items and services, many policymakers thought, the U.S. economy would be not able to sustain the success it had actually achieved during the war. In addition, U.S. unions had actually only reluctantly accepted government-imposed restraints on their needs throughout the war, but they wanted to wait no longer, especially as inflation cut into the existing wage scales with agonizing force. (By the end of 1945, there had actually currently been significant strikes in the auto, electrical, and steel industries.) In early 1945, Bernard Baruch described the spirit of Bretton Woods as: if we can "stop subsidization of labor and sweated competitors in the export markets," as well as prevent restoring of war machines, "... oh boy, oh boy, what long term success we will have." The United States [c] ould therefore utilize its position of impact to resume and control the [rules of the] world economy, so regarding provide unrestricted access to all countries' markets and materials.
support to reconstruct their domestic production and to fund their worldwide trade; indeed, they needed it to make it through. Before the war, the French and the British recognized that they might no longer take on U.S. markets in an open market. During the 1930s, the British produced their own financial bloc to shut out U.S. goods. Churchill did not believe that he might surrender that protection after the war, so he watered down the Atlantic Charter's "open door" provision before concurring to it. Yet U (World Reserve Currency).S. officials were determined to open their access to the British empire. The combined value of British and U.S.

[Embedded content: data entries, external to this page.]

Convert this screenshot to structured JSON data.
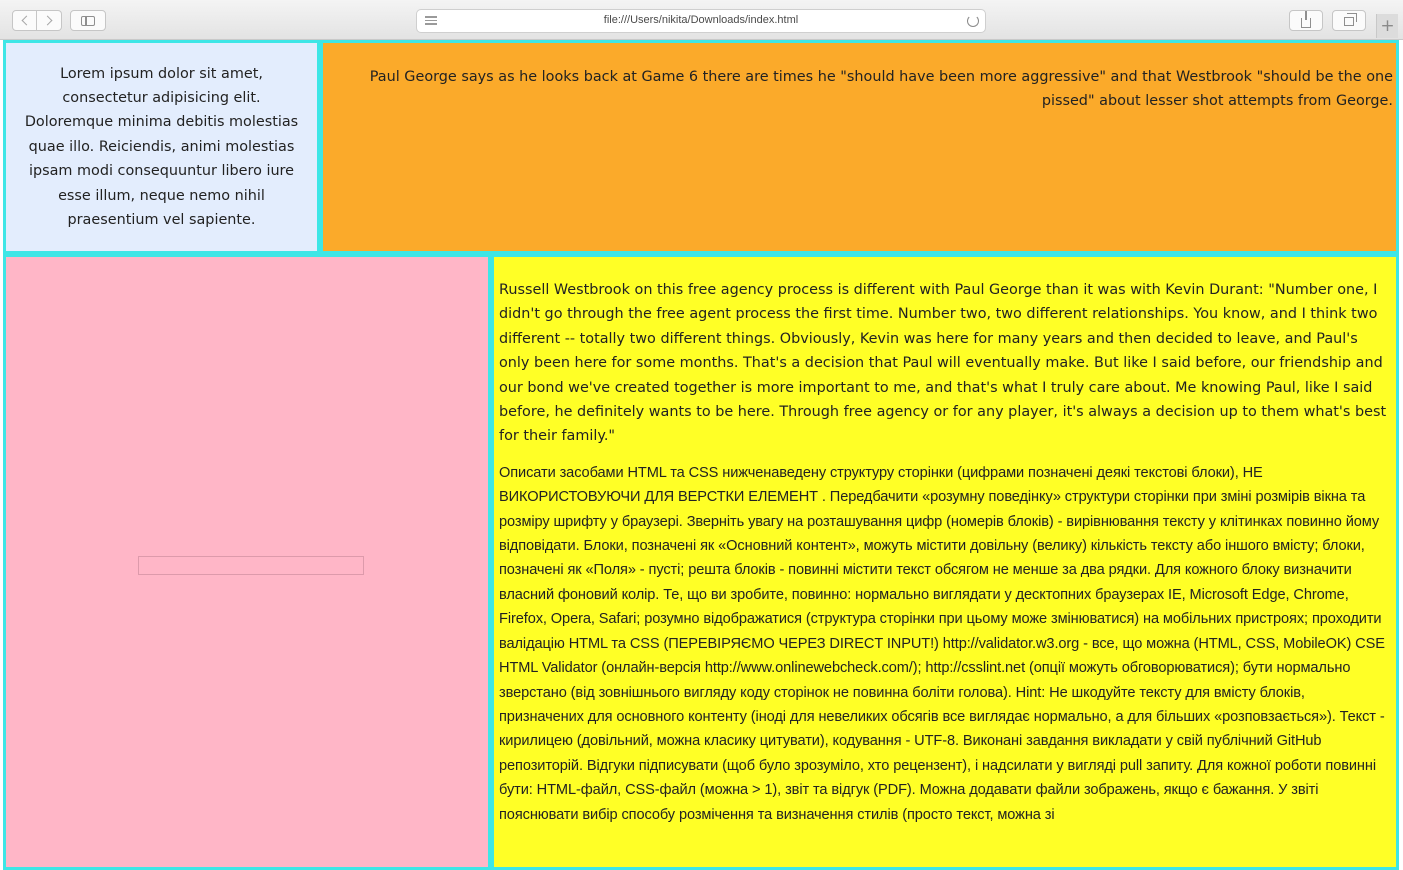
{
  "browser": {
    "url": "file:///Users/nikita/Downloads/index.html",
    "new_tab_label": "+",
    "icons": [
      "chevron-left-icon",
      "chevron-right-icon",
      "sidebar-icon",
      "reader-icon",
      "reload-icon",
      "share-icon",
      "tabs-icon",
      "plus-icon"
    ]
  },
  "page": {
    "block1_text": "Lorem ipsum dolor sit amet, consectetur adipisicing elit. Doloremque minima debitis molestias quae illo. Reiciendis, animi molestias ipsam modi consequuntur libero iure esse illum, neque nemo nihil praesentium vel sapiente.",
    "block2_text": "Paul George says as he looks back at Game 6 there are times he \"should have been more aggressive\" and that Westbrook \"should be the one pissed\" about lesser shot attempts from George.",
    "block4_paragraph1": "Russell Westbrook on this free agency process is different with Paul George than it was with Kevin Durant: \"Number one, I didn't go through the free agent process the first time. Number two, two different relationships. You know, and I think two different -- totally two different things. Obviously, Kevin was here for many years and then decided to leave, and Paul's only been here for some months. That's a decision that Paul will eventually make. But like I said before, our friendship and our bond we've created together is more important to me, and that's what I truly care about. Me knowing Paul, like I said before, he definitely wants to be here. Through free agency or for any player, it's always a decision up to them what's best for their family.\"",
    "block4_paragraph2": "Описати засобами HTML та CSS нижченаведену структуру сторінки (цифрами позначені деякі текстові блоки), НЕ ВИКОРИСТОВУЮЧИ ДЛЯ ВЕРСТКИ ЕЛЕМЕНТ . Передбачити «розумну поведінку» структури сторінки при зміні розмірів вікна та розміру шрифту у браузері. Зверніть увагу на розташування цифр (номерів блоків) - вирівнювання тексту у клітинках повинно йому відповідати. Блоки, позначені як «Основний контент», можуть містити довільну (велику) кількість тексту або іншого вмісту; блоки, позначені як «Поля» - пусті; решта блоків - повинні містити текст обсягом не менше за два рядки. Для кожного блоку визначити власний фоновий колір. Те, що ви зробите, повинно: нормально виглядати у десктопних браузерах IE, Microsoft Edge, Chrome, Firefox, Opera, Safari; розумно відображатися (структура сторінки при цьому може змінюватися) на мобільних пристроях; проходити валідацію HTML та CSS (ПЕРЕВІРЯЄМО ЧЕРЕЗ DIRECT INPUT!) http://validator.w3.org - все, що можна (HTML, CSS, MobileOK) CSE HTML Validator (онлайн-версія http://www.onlinewebcheck.com/); http://csslint.net (опції можуть обговорюватися); бути нормально зверстано (від зовнішнього вигляду коду сторінок не повинна боліти голова). Hint: Не шкодуйте тексту для вмісту блоків, призначених для основного контенту (іноді для невеликих обсягів все виглядає нормально, а для більших «розповзається»). Текст - кирилицею (довільний, можна класику цитувати), кодування - UTF-8. Виконані завдання викладати у свій публічний GitHub репозиторій. Відгуки підписувати (щоб було зрозуміло, хто рецензент), і надсилати у вигляді pull запиту. Для кожної роботи повинні бути: HTML-файл, CSS-файл (можна > 1), звіт та відгук (PDF). Можна додавати файли зображень, якщо є бажання. У звіті пояснювати вибір способу розмічення та визначення стилів (просто текст, можна зі"
  },
  "colors": {
    "block1_bg": "#e3edfd",
    "block2_bg": "#fbaa2a",
    "block3_bg": "#ffb6c7",
    "block4_bg": "#ffff26",
    "block_border": "#3ee6e6"
  }
}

For the U.S. to open worldwide markets, it initially had to split the British (trade) empire. While Britain had financially controlled the 19th century, U.S. authorities meant the second half of the 20th to be under U.S. hegemony. A senior official of the Bank of England commented: Among the factors Bretton Woods worked was that the U.S. was plainly the most powerful country at the table and so eventually had the ability to enforce its will on the others, consisting of an often-dismayed Britain. At the time, one senior official at the Bank of England explained the deal reached at Bretton Woods as "the best blow to Britain next to the war", mostly since it underlined the method monetary power had actually moved from the UK to the United States.